Artist, fashion designer and creative director Aitor Throup has created the artwork for Kasabian’s sixth studio album For Crying Out Loud, available for pre-order from today.
Inspired by the aesthetic freedom found in punk fanzines, Aitor’s latest work uses “visual sampling” from various design references found in his own record collection to create album artwork which brings together a mixture of typographic styles with splashes of primary colours and monochrome photographic portraits.
Working with long-term Kasabian collaborator photographer Neil Bedford — who shot Kasabian’s veteran roadie Rick Graham for For Crying Out Loud’s cover and singles covers — and elusive young visual artist Daft Apeth, Aitor’s third piece of album artwork for the band reconsiders the roots of graphic design by making “a default design process by following the basic principles of graphical composition.”
In an exclusive, we caught up with the Amsterdam-based creative to find out more about the process behind the artwork.
How — and why — did you “deconstruct" graphic design?
I really wanted to challenge how I previously approached art direction, through the deconstruction of the graphic design tools and their known formulas — which I have used in previous works with Kasabian. I’m really embracing the basics of default composition, whilst creating my own default design process through doing so. I even wanted to embrace and explore the beauty of default fonts.

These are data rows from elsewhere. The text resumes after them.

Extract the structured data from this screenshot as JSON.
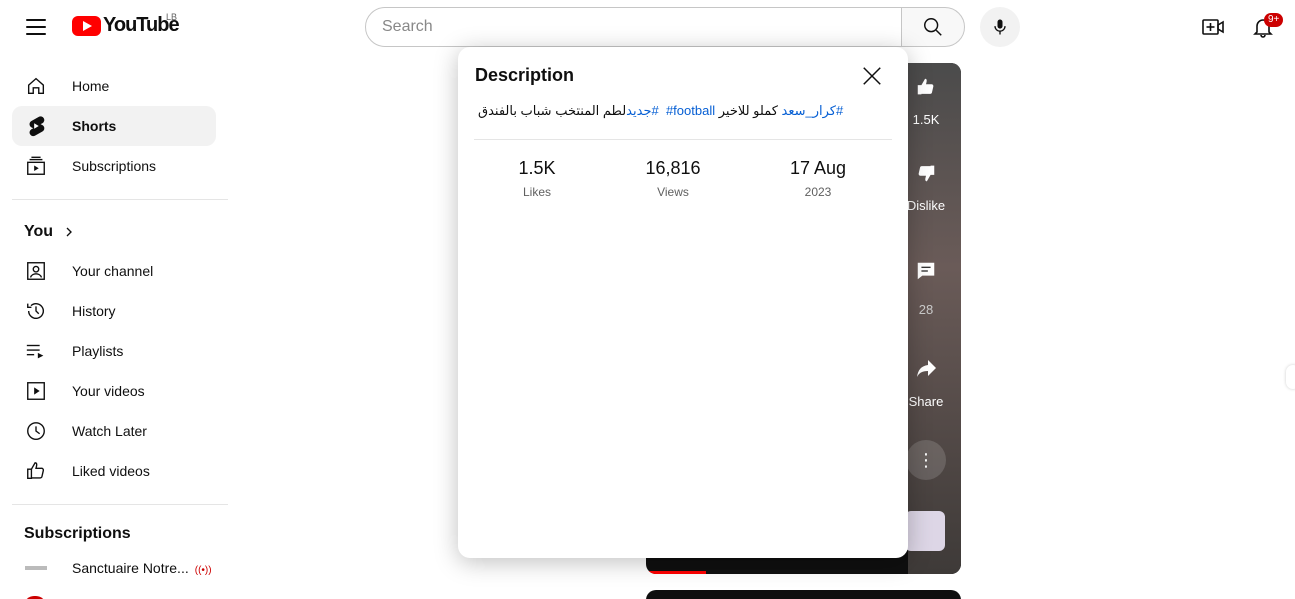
{
  "header": {
    "logo_text": "YouTube",
    "country_code": "LB",
    "search_placeholder": "Search",
    "notification_count": "9+"
  },
  "sidebar": {
    "main": [
      {
        "label": "Home",
        "icon": "home-icon"
      },
      {
        "label": "Shorts",
        "icon": "shorts-icon"
      },
      {
        "label": "Subscriptions",
        "icon": "subscriptions-icon"
      }
    ],
    "you_title": "You",
    "you_items": [
      {
        "label": "Your channel",
        "icon": "your-channel-icon"
      },
      {
        "label": "History",
        "icon": "history-icon"
      },
      {
        "label": "Playlists",
        "icon": "playlists-icon"
      },
      {
        "label": "Your videos",
        "icon": "your-videos-icon"
      },
      {
        "label": "Watch Later",
        "icon": "watch-later-icon"
      },
      {
        "label": "Liked videos",
        "icon": "liked-videos-icon"
      }
    ],
    "subscriptions_title": "Subscriptions",
    "subscriptions": [
      {
        "label": "Sanctuaire Notre..."
      }
    ]
  },
  "shorts": {
    "like_count": "1.5K",
    "dislike_label": "Dislike",
    "comment_count": "28",
    "share_label": "Share"
  },
  "modal": {
    "title": "Description",
    "description": {
      "tag_1": "#كرار_سعد",
      "text_1": " كملو للاخير ",
      "tag_2": "#football",
      "tag_3": " #جديد",
      "text_2": "لطم المنتخب شباب بالفندق"
    },
    "stats": [
      {
        "value": "1.5K",
        "label": "Likes"
      },
      {
        "value": "16,816",
        "label": "Views"
      },
      {
        "value": "17 Aug",
        "label": "2023"
      }
    ]
  },
  "colors": {
    "brand_red": "#ff0000",
    "link_blue": "#065fd4",
    "badge_red": "#cc0000"
  }
}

I was also really curious about the creative process of “sampling”, as it’s quite a rarely explained technique of collecting and therefore appropriating multiple references. I was actually looking through my own record collection, through particular designs… Each were communicative in their own way, their design elements being a tool for communication. This was when I started to think not just about sampling, but more about “visual sampling”, explaining the use of design references and appropriating them.
Tell us about the process behind creating the artwork. What influenced you?

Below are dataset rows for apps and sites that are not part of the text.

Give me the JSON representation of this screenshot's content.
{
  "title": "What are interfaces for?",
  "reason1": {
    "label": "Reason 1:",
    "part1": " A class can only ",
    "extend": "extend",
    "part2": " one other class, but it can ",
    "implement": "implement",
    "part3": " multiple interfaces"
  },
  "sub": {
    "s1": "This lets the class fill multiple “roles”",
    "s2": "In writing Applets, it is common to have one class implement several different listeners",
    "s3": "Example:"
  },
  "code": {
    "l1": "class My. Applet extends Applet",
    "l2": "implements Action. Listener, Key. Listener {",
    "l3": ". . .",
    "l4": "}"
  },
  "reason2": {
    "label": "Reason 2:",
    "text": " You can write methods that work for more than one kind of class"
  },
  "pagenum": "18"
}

It’s my third album artwork project for Kasabian and I’m really proud to continue collaborating with them; through each project we do together our shared language becomes much more fluid and we can begin to explore totally new creative avenues together. For this project, my approach was quite different to the way I normally work. Exploring the key foundations of design, I was able to exercise the possibilities of their use in a broader sense, this time by completely deconstructing them. I feel I explored the very essence of imagery, typography and colour by starkly detaching them from each other. My key collaborators on the artwork were the amazing photographer Neil Bedford and emerging visual artist Daft Apeth. He’s relatively unknown at the moment, but you’ll be seeing more from this artist in the coming months.
Neil photographed long-term Kasabian roadie Rick Graham in a series of monochrome portraits as various “Kasabian” characters, each unpredictable in their own way visually – two of these artworks we have released today, but there are others in the series for upcoming singles. Rick really represents the band – he IS Kasabian. He has been with them since the beginning. He’s a total character, basically, one of the family.

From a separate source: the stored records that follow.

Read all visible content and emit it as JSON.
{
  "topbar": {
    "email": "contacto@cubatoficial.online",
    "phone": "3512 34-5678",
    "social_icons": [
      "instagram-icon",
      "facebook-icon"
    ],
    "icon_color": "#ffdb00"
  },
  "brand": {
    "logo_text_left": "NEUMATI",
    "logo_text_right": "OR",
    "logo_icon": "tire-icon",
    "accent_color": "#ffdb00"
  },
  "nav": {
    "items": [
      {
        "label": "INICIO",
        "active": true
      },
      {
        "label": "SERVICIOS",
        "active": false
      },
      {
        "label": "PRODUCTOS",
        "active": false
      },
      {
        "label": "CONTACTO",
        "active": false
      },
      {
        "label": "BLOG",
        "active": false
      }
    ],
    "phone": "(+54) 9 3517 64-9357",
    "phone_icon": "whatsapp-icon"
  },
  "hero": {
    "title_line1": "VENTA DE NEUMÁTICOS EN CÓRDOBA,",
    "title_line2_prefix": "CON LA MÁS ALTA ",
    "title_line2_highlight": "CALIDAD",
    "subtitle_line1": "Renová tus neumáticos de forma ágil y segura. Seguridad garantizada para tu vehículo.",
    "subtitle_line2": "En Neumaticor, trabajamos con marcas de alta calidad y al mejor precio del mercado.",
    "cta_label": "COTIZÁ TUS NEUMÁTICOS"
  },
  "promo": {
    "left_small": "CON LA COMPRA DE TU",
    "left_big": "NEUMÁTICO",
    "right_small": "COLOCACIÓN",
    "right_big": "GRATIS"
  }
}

Artist Daft Apeth created original digital illustrations to add another layer to the work, quite literally. The original drawings really enable more of the visual story-telling of the album, reflecting the lyrics, energy and attitude of the album on a whole.
Tell us more about the mysterious Daft…
Daft Apeth is a young British visual artist, someone I was really excited to work with. I really found a new freedom working with him, who encouraged a no-rules approach from my side, allowing my designs to break free from the norm. He’s quite peculiar to work with as nobody has actually ever seen him in real life.
- Chaz Bundick talks us through the new digitally personable Company website
- Animator Frances Haszard’s gender neutral breakup story
- Photographer Norman Behrendt depicts Turkey’s majestic mosques
- Explore North Korean graphic ephemera in Phaidon’s new book
- “Have a process you can apply to any situation, space or time”: what we learned from Converse’s Lovejoy Art Benefit
- Standards Manual return with catalogue of 400 objects relating to New York City Transit
- Polaroid’s creative director Danny Pemberton introduces new brand Polaroid Originals
- Artist Dominique Pétrin on creating her very own domestic product
- Universal Everything animate emotive wallpapers for new iPhone devices
- Herburg Weiland’s meticulous editorial designs are typographically-driven
- The Visual History of Type author Paul McNeil selects and dissects his six favourite faces
- Breakdown Press’ Joe Kessler picks out his most-treasured books